Self-aware, intelligent and green

Smart homes and smart buildings offer numerous possibilities to reduce energy consumption and enable more while using less. This is mainly driven by semiconductors and intelligent semiconductor systems – a combination of power management ICs, sensors, controllers as well as connectivity and security solutions. Major fields for potential energy savings are for example Consumer appliances, Lighting and Heating/ Ventilation/ Air-Conditioning (HVAC)

Application page: Smart building solutions

Video: Ready-to-use solutions for smart buildings

EE Times article: Making buildings smarter, greener, and more energy-efficient

Focus on sensors and "Intuitive Sensing"

The chipman presents Infineon's consumer sensors: MakesSense

Intuitive Sensing Technology: Interaction between people and devices

Comprehensive portfolio for efficient buildings

Smart buildings help reduce energy consumption and support the sustainable use of resources. Intelligently placed sensor systems build the foundation and allow sensor input to trigger actuators and automate decisions; Power management ICs, microcontrollers and security ICs also act as the crucial link between the real and the digital world.

Sensor systems enable predictive maintenance, reduced down-time and enhanced information. They enable building owners and users to reduce costs and thus support lifetime enhancement of devices as well as of installed equipment.

A great variety of innovative solutions support energy saving in modern buildings and turn them into self-aware, green and intelligent buildings – helping to meet the challenges of urbanization and climate change.
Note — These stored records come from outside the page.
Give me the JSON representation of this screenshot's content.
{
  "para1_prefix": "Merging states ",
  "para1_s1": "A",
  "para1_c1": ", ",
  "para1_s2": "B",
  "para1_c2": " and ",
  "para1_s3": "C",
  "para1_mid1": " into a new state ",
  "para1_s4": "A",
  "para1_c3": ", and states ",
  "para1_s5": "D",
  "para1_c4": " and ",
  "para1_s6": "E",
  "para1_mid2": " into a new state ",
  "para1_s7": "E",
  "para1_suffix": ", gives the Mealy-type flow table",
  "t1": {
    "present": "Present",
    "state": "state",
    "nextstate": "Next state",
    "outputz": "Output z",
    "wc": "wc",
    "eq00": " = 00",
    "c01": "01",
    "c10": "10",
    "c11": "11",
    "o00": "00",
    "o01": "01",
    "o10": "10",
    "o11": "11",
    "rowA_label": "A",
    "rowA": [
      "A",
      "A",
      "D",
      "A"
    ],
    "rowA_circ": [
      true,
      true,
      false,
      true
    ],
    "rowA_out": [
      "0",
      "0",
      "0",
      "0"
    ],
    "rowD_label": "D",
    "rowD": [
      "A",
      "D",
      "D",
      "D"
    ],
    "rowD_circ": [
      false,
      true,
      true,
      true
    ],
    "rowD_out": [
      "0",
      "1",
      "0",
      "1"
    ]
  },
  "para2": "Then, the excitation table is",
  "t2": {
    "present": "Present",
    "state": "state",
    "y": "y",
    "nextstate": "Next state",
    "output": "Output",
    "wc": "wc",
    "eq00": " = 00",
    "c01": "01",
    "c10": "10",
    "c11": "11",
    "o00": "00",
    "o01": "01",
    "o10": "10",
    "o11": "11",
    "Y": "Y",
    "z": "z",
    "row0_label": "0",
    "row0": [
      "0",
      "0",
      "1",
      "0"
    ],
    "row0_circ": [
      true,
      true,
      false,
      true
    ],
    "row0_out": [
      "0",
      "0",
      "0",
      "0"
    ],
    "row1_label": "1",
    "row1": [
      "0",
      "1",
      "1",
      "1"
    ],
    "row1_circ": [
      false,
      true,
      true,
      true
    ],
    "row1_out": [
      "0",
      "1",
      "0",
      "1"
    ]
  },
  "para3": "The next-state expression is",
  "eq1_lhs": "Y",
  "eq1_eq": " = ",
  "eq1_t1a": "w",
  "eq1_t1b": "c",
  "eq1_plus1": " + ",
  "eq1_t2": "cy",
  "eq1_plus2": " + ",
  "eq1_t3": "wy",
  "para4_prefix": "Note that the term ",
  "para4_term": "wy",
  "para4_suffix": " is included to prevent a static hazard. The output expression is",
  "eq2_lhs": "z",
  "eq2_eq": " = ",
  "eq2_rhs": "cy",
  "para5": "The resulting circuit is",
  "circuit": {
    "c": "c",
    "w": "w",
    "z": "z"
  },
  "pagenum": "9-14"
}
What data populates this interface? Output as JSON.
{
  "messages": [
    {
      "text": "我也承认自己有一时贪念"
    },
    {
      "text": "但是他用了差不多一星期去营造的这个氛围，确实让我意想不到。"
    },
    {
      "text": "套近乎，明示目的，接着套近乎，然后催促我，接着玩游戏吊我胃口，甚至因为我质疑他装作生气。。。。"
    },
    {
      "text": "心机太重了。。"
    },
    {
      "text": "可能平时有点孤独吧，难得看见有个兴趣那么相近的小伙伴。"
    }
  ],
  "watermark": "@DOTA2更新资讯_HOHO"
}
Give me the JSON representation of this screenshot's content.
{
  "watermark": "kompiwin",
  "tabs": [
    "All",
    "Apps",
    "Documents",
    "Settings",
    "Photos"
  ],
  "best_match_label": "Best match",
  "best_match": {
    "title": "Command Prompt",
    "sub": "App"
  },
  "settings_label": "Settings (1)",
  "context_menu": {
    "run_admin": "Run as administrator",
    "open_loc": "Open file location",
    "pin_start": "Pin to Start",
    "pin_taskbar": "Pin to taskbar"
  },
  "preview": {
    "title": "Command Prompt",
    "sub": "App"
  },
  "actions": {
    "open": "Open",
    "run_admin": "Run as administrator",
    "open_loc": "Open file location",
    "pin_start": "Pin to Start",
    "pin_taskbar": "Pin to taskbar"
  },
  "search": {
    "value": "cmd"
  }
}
Power semiconductors, microcontrollers and different types of sensors are able to significantly cut energy consumption and improve convenience and well-being of a building’s occupants.

Explore our portfolio for smart building applications

Explore how to increase energy efficiency in other use cases